→ **Data supplied**:
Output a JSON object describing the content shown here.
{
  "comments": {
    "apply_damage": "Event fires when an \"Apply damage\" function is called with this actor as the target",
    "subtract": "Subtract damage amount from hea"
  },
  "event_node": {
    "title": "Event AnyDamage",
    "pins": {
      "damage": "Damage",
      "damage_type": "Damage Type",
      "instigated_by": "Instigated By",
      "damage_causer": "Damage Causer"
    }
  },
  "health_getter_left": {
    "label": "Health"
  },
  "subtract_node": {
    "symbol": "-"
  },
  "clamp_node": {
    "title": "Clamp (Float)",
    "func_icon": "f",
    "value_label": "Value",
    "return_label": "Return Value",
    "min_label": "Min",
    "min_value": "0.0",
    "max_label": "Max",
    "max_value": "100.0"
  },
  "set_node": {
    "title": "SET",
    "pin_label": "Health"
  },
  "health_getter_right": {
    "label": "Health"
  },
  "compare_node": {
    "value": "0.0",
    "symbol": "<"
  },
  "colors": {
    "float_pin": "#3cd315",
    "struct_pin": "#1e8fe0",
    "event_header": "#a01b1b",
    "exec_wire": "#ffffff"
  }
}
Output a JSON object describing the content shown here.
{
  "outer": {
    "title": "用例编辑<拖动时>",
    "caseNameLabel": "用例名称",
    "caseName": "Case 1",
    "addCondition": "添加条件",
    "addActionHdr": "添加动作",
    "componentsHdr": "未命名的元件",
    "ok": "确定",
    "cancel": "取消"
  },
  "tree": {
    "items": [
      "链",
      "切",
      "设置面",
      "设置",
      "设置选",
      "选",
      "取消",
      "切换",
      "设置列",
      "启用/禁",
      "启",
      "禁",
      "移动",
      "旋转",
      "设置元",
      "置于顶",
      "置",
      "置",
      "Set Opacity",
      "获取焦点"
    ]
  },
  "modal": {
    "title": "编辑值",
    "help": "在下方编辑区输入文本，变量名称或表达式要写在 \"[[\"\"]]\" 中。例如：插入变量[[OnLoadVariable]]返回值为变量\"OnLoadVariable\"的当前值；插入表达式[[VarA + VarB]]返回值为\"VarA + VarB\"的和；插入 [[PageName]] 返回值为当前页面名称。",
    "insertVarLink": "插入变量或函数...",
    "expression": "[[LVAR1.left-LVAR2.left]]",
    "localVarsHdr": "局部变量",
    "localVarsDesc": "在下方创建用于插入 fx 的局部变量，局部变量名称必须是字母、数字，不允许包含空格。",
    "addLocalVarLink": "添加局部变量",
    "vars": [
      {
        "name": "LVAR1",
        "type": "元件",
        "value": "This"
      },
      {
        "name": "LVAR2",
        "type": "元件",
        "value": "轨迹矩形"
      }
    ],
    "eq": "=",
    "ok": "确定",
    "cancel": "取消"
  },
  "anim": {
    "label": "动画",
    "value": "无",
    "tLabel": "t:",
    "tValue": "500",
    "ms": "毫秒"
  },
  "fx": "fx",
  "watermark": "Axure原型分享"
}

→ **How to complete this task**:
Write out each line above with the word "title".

→ **Answer to this exercise**:
    "title": "Event AnyDamage",
    "title": "Clamp (Float)",
    "title": "SET",
    "title": "用例编辑<拖动时>",
    "title": "编辑值",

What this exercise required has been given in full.